    SovrnThis is an ad network. (Privacy Policy)
    Facebook AdsThis is an ad network. (Privacy Policy)
    Amazon Unified Ad MarketplaceThis is an ad network. (Privacy Policy)
    AppNexusThis is an ad network. (Privacy Policy)
    OpenxThis is an ad network. (Privacy Policy)
    Rubicon ProjectThis is an ad network. (Privacy Policy)
    TripleLiftThis is an ad network. (Privacy Policy)
    Say MediaWe partner with Say Media to deliver ad campaigns on our sites. (Privacy Policy)
    Remarketing PixelsWe may use remarketing pixels from advertising networks such as Google AdWords, Bing Ads, and Facebook in order to advertise the HubPages Service to people that have visited our sites.
    Conversion Tracking PixelsWe may use conversion tracking pixels from advertising networks such as Google AdWords, Bing Ads, and Facebook in order to identify when an advertisement has successfully resulted in the desired action, such as signing up for the HubPages Service or publishing an article on the HubPages Service.
    Author Google AnalyticsThis is used to provide traffic data and reports to the authors of articles on the HubPages Service. (Privacy Policy)
    ComscoreComScore is a media measurement and analytics company providing marketing data and analytics to enterprises, media and advertising agencies, and publishers.
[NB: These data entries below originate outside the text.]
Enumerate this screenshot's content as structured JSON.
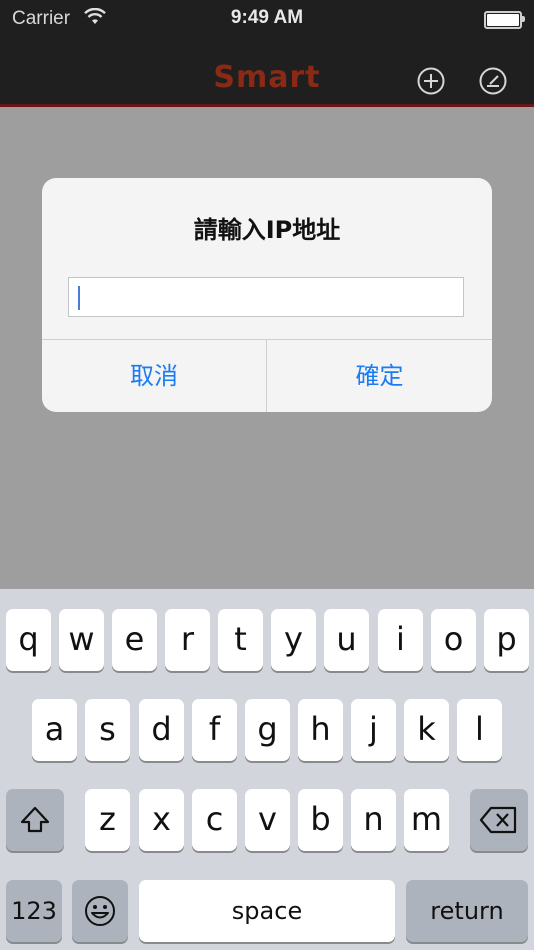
{
  "status_bar": {
    "carrier": "Carrier",
    "time": "9:49 AM"
  },
  "nav": {
    "logo": "Smart",
    "add_icon": "plus-circle-icon",
    "edit_icon": "edit-circle-icon"
  },
  "alert": {
    "title": "請輸入IP地址",
    "input_value": "",
    "cancel_label": "取消",
    "ok_label": "確定",
    "accent_color": "#1a7cf5"
  },
  "keyboard": {
    "row1": [
      "q",
      "w",
      "e",
      "r",
      "t",
      "y",
      "u",
      "i",
      "o",
      "p"
    ],
    "row2": [
      "a",
      "s",
      "d",
      "f",
      "g",
      "h",
      "j",
      "k",
      "l"
    ],
    "row3": [
      "z",
      "x",
      "c",
      "v",
      "b",
      "n",
      "m"
    ],
    "numbers_label": "123",
    "space_label": "space",
    "return_label": "return",
    "shift_icon": "shift-icon",
    "delete_icon": "backspace-icon",
    "emoji_icon": "emoji-icon"
  }
}
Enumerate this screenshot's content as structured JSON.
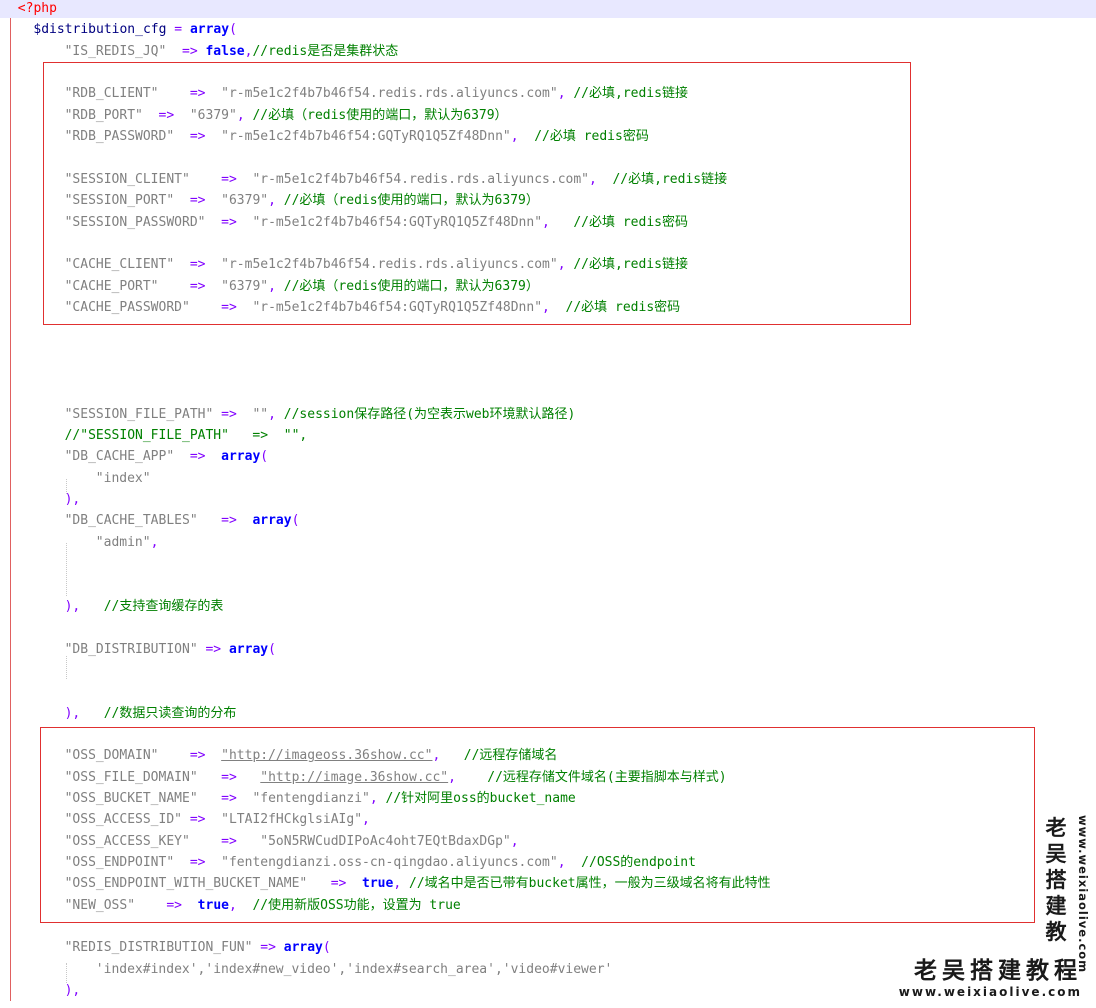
{
  "lines": [
    {
      "indent": 1,
      "segs": [
        {
          "c": "tag",
          "t": "<?php"
        }
      ]
    },
    {
      "indent": 3,
      "segs": [
        {
          "c": "var",
          "t": "$distribution_cfg"
        },
        {
          "c": "op",
          "t": " = "
        },
        {
          "c": "kw",
          "t": "array"
        },
        {
          "c": "op",
          "t": "("
        }
      ]
    },
    {
      "indent": 7,
      "segs": [
        {
          "c": "str",
          "t": "\"IS_REDIS_JQ\""
        },
        {
          "c": "op",
          "t": "  => "
        },
        {
          "c": "kw",
          "t": "false"
        },
        {
          "c": "op",
          "t": ","
        },
        {
          "c": "cm",
          "t": "//redis是否是集群状态"
        }
      ]
    },
    {
      "indent": 0,
      "segs": []
    },
    {
      "indent": 7,
      "segs": [
        {
          "c": "str",
          "t": "\"RDB_CLIENT\""
        },
        {
          "c": "op",
          "t": "    =>  "
        },
        {
          "c": "str",
          "t": "\"r-m5e1c2f4b7b46f54.redis.rds.aliyuncs.com\""
        },
        {
          "c": "op",
          "t": ", "
        },
        {
          "c": "cm",
          "t": "//必填,redis链接"
        }
      ]
    },
    {
      "indent": 7,
      "segs": [
        {
          "c": "str",
          "t": "\"RDB_PORT\""
        },
        {
          "c": "op",
          "t": "  =>  "
        },
        {
          "c": "str",
          "t": "\"6379\""
        },
        {
          "c": "op",
          "t": ", "
        },
        {
          "c": "cm",
          "t": "//必填（redis使用的端口，默认为6379）"
        }
      ]
    },
    {
      "indent": 7,
      "segs": [
        {
          "c": "str",
          "t": "\"RDB_PASSWORD\""
        },
        {
          "c": "op",
          "t": "  =>  "
        },
        {
          "c": "str",
          "t": "\"r-m5e1c2f4b7b46f54:GQTyRQ1Q5Zf48Dnn\""
        },
        {
          "c": "op",
          "t": ",  "
        },
        {
          "c": "cm",
          "t": "//必填 redis密码"
        }
      ]
    },
    {
      "indent": 0,
      "segs": []
    },
    {
      "indent": 7,
      "segs": [
        {
          "c": "str",
          "t": "\"SESSION_CLIENT\""
        },
        {
          "c": "op",
          "t": "    =>  "
        },
        {
          "c": "str",
          "t": "\"r-m5e1c2f4b7b46f54.redis.rds.aliyuncs.com\""
        },
        {
          "c": "op",
          "t": ",  "
        },
        {
          "c": "cm",
          "t": "//必填,redis链接"
        }
      ]
    },
    {
      "indent": 7,
      "segs": [
        {
          "c": "str",
          "t": "\"SESSION_PORT\""
        },
        {
          "c": "op",
          "t": "  =>  "
        },
        {
          "c": "str",
          "t": "\"6379\""
        },
        {
          "c": "op",
          "t": ", "
        },
        {
          "c": "cm",
          "t": "//必填（redis使用的端口，默认为6379）"
        }
      ]
    },
    {
      "indent": 7,
      "segs": [
        {
          "c": "str",
          "t": "\"SESSION_PASSWORD\""
        },
        {
          "c": "op",
          "t": "  =>  "
        },
        {
          "c": "str",
          "t": "\"r-m5e1c2f4b7b46f54:GQTyRQ1Q5Zf48Dnn\""
        },
        {
          "c": "op",
          "t": ",   "
        },
        {
          "c": "cm",
          "t": "//必填 redis密码"
        }
      ]
    },
    {
      "indent": 0,
      "segs": []
    },
    {
      "indent": 7,
      "segs": [
        {
          "c": "str",
          "t": "\"CACHE_CLIENT\""
        },
        {
          "c": "op",
          "t": "  =>  "
        },
        {
          "c": "str",
          "t": "\"r-m5e1c2f4b7b46f54.redis.rds.aliyuncs.com\""
        },
        {
          "c": "op",
          "t": ", "
        },
        {
          "c": "cm",
          "t": "//必填,redis链接"
        }
      ]
    },
    {
      "indent": 7,
      "segs": [
        {
          "c": "str",
          "t": "\"CACHE_PORT\""
        },
        {
          "c": "op",
          "t": "    =>  "
        },
        {
          "c": "str",
          "t": "\"6379\""
        },
        {
          "c": "op",
          "t": ", "
        },
        {
          "c": "cm",
          "t": "//必填（redis使用的端口，默认为6379）"
        }
      ]
    },
    {
      "indent": 7,
      "segs": [
        {
          "c": "str",
          "t": "\"CACHE_PASSWORD\""
        },
        {
          "c": "op",
          "t": "    =>  "
        },
        {
          "c": "str",
          "t": "\"r-m5e1c2f4b7b46f54:GQTyRQ1Q5Zf48Dnn\""
        },
        {
          "c": "op",
          "t": ",  "
        },
        {
          "c": "cm",
          "t": "//必填 redis密码"
        }
      ]
    },
    {
      "indent": 0,
      "segs": []
    },
    {
      "indent": 0,
      "segs": []
    },
    {
      "indent": 0,
      "segs": []
    },
    {
      "indent": 0,
      "segs": []
    },
    {
      "indent": 7,
      "segs": [
        {
          "c": "str",
          "t": "\"SESSION_FILE_PATH\""
        },
        {
          "c": "op",
          "t": " =>  "
        },
        {
          "c": "str",
          "t": "\"\""
        },
        {
          "c": "op",
          "t": ", "
        },
        {
          "c": "cm",
          "t": "//session保存路径(为空表示web环境默认路径)"
        }
      ]
    },
    {
      "indent": 7,
      "segs": [
        {
          "c": "cm",
          "t": "//\"SESSION_FILE_PATH\"   =>  \"\","
        }
      ]
    },
    {
      "indent": 7,
      "segs": [
        {
          "c": "str",
          "t": "\"DB_CACHE_APP\""
        },
        {
          "c": "op",
          "t": "  =>  "
        },
        {
          "c": "kw",
          "t": "array"
        },
        {
          "c": "op",
          "t": "("
        }
      ]
    },
    {
      "indent": 11,
      "segs": [
        {
          "c": "str",
          "t": "\"index\""
        }
      ]
    },
    {
      "indent": 7,
      "segs": [
        {
          "c": "op",
          "t": "),"
        }
      ]
    },
    {
      "indent": 7,
      "segs": [
        {
          "c": "str",
          "t": "\"DB_CACHE_TABLES\""
        },
        {
          "c": "op",
          "t": "   =>  "
        },
        {
          "c": "kw",
          "t": "array"
        },
        {
          "c": "op",
          "t": "("
        }
      ]
    },
    {
      "indent": 11,
      "segs": [
        {
          "c": "str",
          "t": "\"admin\""
        },
        {
          "c": "op",
          "t": ","
        }
      ]
    },
    {
      "indent": 0,
      "segs": []
    },
    {
      "indent": 0,
      "segs": []
    },
    {
      "indent": 7,
      "segs": [
        {
          "c": "op",
          "t": "),   "
        },
        {
          "c": "cm",
          "t": "//支持查询缓存的表"
        }
      ]
    },
    {
      "indent": 0,
      "segs": []
    },
    {
      "indent": 7,
      "segs": [
        {
          "c": "str",
          "t": "\"DB_DISTRIBUTION\""
        },
        {
          "c": "op",
          "t": " => "
        },
        {
          "c": "kw",
          "t": "array"
        },
        {
          "c": "op",
          "t": "("
        }
      ]
    },
    {
      "indent": 0,
      "segs": []
    },
    {
      "indent": 0,
      "segs": []
    },
    {
      "indent": 7,
      "segs": [
        {
          "c": "op",
          "t": "),   "
        },
        {
          "c": "cm",
          "t": "//数据只读查询的分布"
        }
      ]
    },
    {
      "indent": 0,
      "segs": []
    },
    {
      "indent": 7,
      "segs": [
        {
          "c": "str",
          "t": "\"OSS_DOMAIN\""
        },
        {
          "c": "op",
          "t": "    =>  "
        },
        {
          "c": "lnk",
          "t": "\"http://imageoss.36show.cc\""
        },
        {
          "c": "op",
          "t": ",   "
        },
        {
          "c": "cm",
          "t": "//远程存储域名"
        }
      ]
    },
    {
      "indent": 7,
      "segs": [
        {
          "c": "str",
          "t": "\"OSS_FILE_DOMAIN\""
        },
        {
          "c": "op",
          "t": "   =>   "
        },
        {
          "c": "lnk",
          "t": "\"http://image.36show.cc\""
        },
        {
          "c": "op",
          "t": ",    "
        },
        {
          "c": "cm",
          "t": "//远程存储文件域名(主要指脚本与样式)"
        }
      ]
    },
    {
      "indent": 7,
      "segs": [
        {
          "c": "str",
          "t": "\"OSS_BUCKET_NAME\""
        },
        {
          "c": "op",
          "t": "   =>  "
        },
        {
          "c": "str",
          "t": "\"fentengdianzi\""
        },
        {
          "c": "op",
          "t": ", "
        },
        {
          "c": "cm",
          "t": "//针对阿里oss的bucket_name"
        }
      ]
    },
    {
      "indent": 7,
      "segs": [
        {
          "c": "str",
          "t": "\"OSS_ACCESS_ID\""
        },
        {
          "c": "op",
          "t": " =>  "
        },
        {
          "c": "str",
          "t": "\"LTAI2fHCkglsiAIg\""
        },
        {
          "c": "op",
          "t": ","
        }
      ]
    },
    {
      "indent": 7,
      "segs": [
        {
          "c": "str",
          "t": "\"OSS_ACCESS_KEY\""
        },
        {
          "c": "op",
          "t": "    =>   "
        },
        {
          "c": "str",
          "t": "\"5oN5RWCudDIPoAc4oht7EQtBdaxDGp\""
        },
        {
          "c": "op",
          "t": ","
        }
      ]
    },
    {
      "indent": 7,
      "segs": [
        {
          "c": "str",
          "t": "\"OSS_ENDPOINT\""
        },
        {
          "c": "op",
          "t": "  =>  "
        },
        {
          "c": "str",
          "t": "\"fentengdianzi.oss-cn-qingdao.aliyuncs.com\""
        },
        {
          "c": "op",
          "t": ",  "
        },
        {
          "c": "cm",
          "t": "//OSS的endpoint"
        }
      ]
    },
    {
      "indent": 7,
      "segs": [
        {
          "c": "str",
          "t": "\"OSS_ENDPOINT_WITH_BUCKET_NAME\""
        },
        {
          "c": "op",
          "t": "   =>  "
        },
        {
          "c": "kw",
          "t": "true"
        },
        {
          "c": "op",
          "t": ", "
        },
        {
          "c": "cm",
          "t": "//域名中是否已带有bucket属性，一般为三级域名将有此特性"
        }
      ]
    },
    {
      "indent": 7,
      "segs": [
        {
          "c": "str",
          "t": "\"NEW_OSS\""
        },
        {
          "c": "op",
          "t": "    =>  "
        },
        {
          "c": "kw",
          "t": "true"
        },
        {
          "c": "op",
          "t": ",  "
        },
        {
          "c": "cm",
          "t": "//使用新版OSS功能，设置为 true"
        }
      ]
    },
    {
      "indent": 0,
      "segs": []
    },
    {
      "indent": 7,
      "segs": [
        {
          "c": "str",
          "t": "\"REDIS_DISTRIBUTION_FUN\""
        },
        {
          "c": "op",
          "t": " => "
        },
        {
          "c": "kw",
          "t": "array"
        },
        {
          "c": "op",
          "t": "("
        }
      ]
    },
    {
      "indent": 11,
      "segs": [
        {
          "c": "str",
          "t": "'index#index','index#new_video','index#search_area','video#viewer'"
        }
      ]
    },
    {
      "indent": 7,
      "segs": [
        {
          "c": "op",
          "t": "),"
        }
      ]
    }
  ],
  "watermark": {
    "text": "老吴搭建教程",
    "url": "www.weixiaolive.com",
    "color": "#1a1a1a"
  },
  "colors": {
    "keyword": "#0000ff",
    "string": "#808080",
    "operator": "#8000ff",
    "comment": "#008000",
    "variable": "#000080",
    "php_tag": "#ff0000",
    "highlight_box": "#e03030",
    "current_line": "#e8e8ff"
  }
}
Non-consent will result in ComScore only processing obfuscated personal data. (Privacy Policy)
    Amazon Tracking PixelSome articles display amazon products as part of the Amazon Affiliate program, this pixel provides traffic statistics for those products (Privacy Policy)
    ClickscoThis is a data management platform studying reader behavior (Privacy Policy)